I am a student-athlete at Amherst College who plays for the men’s soccer program. I am not enrolled in classes such as Bowling 1; I do not have people doing my homework for me as I prepare to get drafted by a pro sports team; and, there are no “fans” asking for my autograph as I walk around campus. I say this because I felt disappointed and slighted by the way that male athletes at the College were stereotyped in Professor Dumm’s article, “Elephant in the Room,” because the athletic scene that Professor Dumm describes involving entitlement, misogyny and homophobia is not one that I am a part of. I am not writing this to say that the student-athlete culture at Amherst is perfect. As a sophomore, I am trying to do my part in improving the role that my team has within the community. As inspiration, I look at how the leaders on campus — professors, coaches, captains and club leaders — try to make the Amherst community better.
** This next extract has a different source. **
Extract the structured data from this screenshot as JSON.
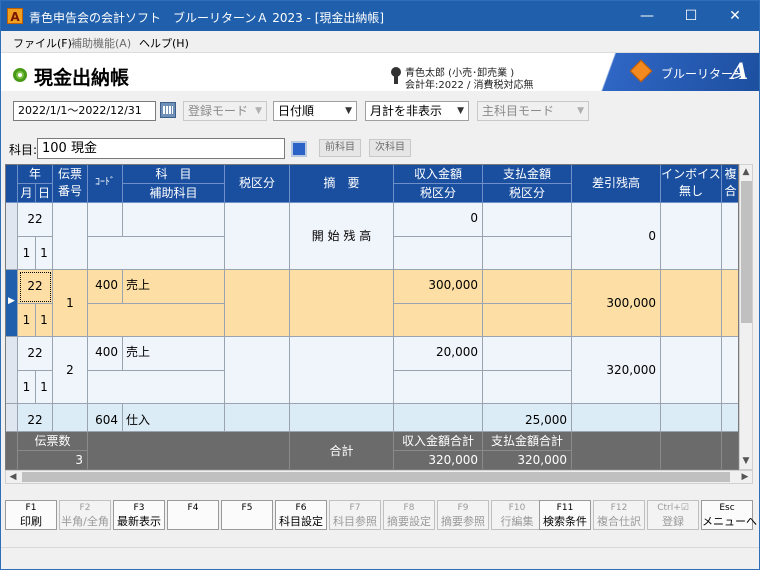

I was upset about the article, not because Professor Dumm voiced an opinion that I disagreed with, but because he went about it in an unproductive manner. It was frustrating that Professor Dumm was publicly accusatory towards the entire athletic department without proposing some sort of forum for discussion with the athletes. I think many athletes want to start a dialogue about how we, as athletes, can make the Amherst campus better as a whole. However, many of the athletes I have spoken with feel ostracized by the article, and now this type of discussion will be harder to start.
While the student-athlete’s role in the community can always be improved, it is important to know that many athletes on campus do not fall into the negative athletic stereotype as described by Professor Dumm.
The first day of my first year at Amherst began with a team meeting. Being new to the program, I expected that the meeting would be purely soccer related. However, the first thing our head coach did was make sure that we were all acquainted with the cardinal rules of the Amherst soccer program: academics always come first, we respect women, we recycle (winners care about the environment!) and we are accepting of people of all religious and ethnic backgrounds as well as sexual orientations. Our coach went on to say that while winning is important to the program, the most important thing is that the team is made up of a group of good guys who care about one another and hold each other accountable for their actions. The fact that all of the upperclassmen on the team had bought into the idea that character is the most important part of our Program made an impression on me. I remember sitting there thinking that I was lucky to be part of a team that cared about the same values that my parents had instilled in me. Right then and there I decided that I wanted these same values to be an integral part of the team when I became an upperclassman. This emphasis on character became even more apparent when I learned that the most revered of the soccer alumni were the ones who cared about the Program, made good decisions off the field and were respected by the Amherst community as a whole. Molding us into better people over the course of our four years here is the main objective of the program. Everything else is secondary.
Contrary to the stereotypical belief that athletes feel like they can do or say whatever they want because they are athletes, being part of the Athletic Program has made me more aware of how important my actions and words are due to the effect that they have on those around me. I am constantly reminded that I represent myself, my teammates, my team, the coaching staff, the athletic department and the Amherst crest on my jersey, and this informs the decisions I make. We hold each other to very high standards, and I know that if I make a bad decision, I need to answer to my own conscience, my teammates and my coaches. We take our bond as a team very seriously and we always look out for each other by making sure that those around us are making good decisions. Although I have mainly been talking about the Amherst men’s soccer program, I have interacted with many coaches and players from other varsity teams around campus, specifically through the Amherst Leads Program and I know that the values that I associated with the Soccer Program are values that are major parts of the philosophies of other teams on campus. Amherst Leads, a leadership development program in which many varsity athletes participate, is a good example of the Athletic Department attempting to create a more community-oriented athletic environment.
I know that Professor Dumm is not alone in his beliefs. His argument does touch on a larger issue within the community and the country. The point of my response is not solely to criticize the way in which Professor Dumm wrote his article. I am writing this because my biggest fear regarding this situation is that people will discuss this issue privately within their respective groups and not in the community at large. My hope is that this article can be a starting point for Amherst and its leaders to talk about the culture of the college and how we can change it for the better. To this effect, I would love to see the professor in my class on Monday morning set aside 10 minutes to begin a dialogue about student-athlete culture, drinking culture and sexual decision making amongst the whole class. This is by no means a final solution, but it would be a tangible start to approaching a community-wide issue. I think it is important for professors and coaches alike to facilitate these types of discussions because they are the leaders we look to every day.